START Record extracts

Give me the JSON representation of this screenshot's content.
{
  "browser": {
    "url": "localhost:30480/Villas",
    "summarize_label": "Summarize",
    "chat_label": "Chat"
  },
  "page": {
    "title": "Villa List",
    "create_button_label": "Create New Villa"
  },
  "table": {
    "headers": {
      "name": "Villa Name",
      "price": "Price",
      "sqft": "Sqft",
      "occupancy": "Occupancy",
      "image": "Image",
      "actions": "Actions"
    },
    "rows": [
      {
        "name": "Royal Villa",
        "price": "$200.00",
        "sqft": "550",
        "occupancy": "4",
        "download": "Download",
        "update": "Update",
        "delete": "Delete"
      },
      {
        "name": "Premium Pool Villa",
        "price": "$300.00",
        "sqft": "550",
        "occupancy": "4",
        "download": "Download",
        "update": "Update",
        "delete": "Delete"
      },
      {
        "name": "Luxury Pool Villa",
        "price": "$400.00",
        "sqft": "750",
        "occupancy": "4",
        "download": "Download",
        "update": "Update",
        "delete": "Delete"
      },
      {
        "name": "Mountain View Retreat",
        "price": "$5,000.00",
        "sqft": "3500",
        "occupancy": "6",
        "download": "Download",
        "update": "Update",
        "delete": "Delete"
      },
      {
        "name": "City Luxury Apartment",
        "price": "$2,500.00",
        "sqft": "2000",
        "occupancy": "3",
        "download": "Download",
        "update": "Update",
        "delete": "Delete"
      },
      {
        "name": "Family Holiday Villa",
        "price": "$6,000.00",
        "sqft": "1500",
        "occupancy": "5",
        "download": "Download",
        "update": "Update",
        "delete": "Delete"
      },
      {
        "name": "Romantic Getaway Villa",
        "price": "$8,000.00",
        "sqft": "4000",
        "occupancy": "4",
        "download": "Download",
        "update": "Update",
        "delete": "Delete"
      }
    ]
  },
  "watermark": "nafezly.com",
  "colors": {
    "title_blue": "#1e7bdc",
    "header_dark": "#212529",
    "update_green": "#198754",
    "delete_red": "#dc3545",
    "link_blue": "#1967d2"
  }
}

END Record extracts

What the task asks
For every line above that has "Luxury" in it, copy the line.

Written answer
        "name": "Luxury Pool Villa",
        "name": "City Luxury Apartment",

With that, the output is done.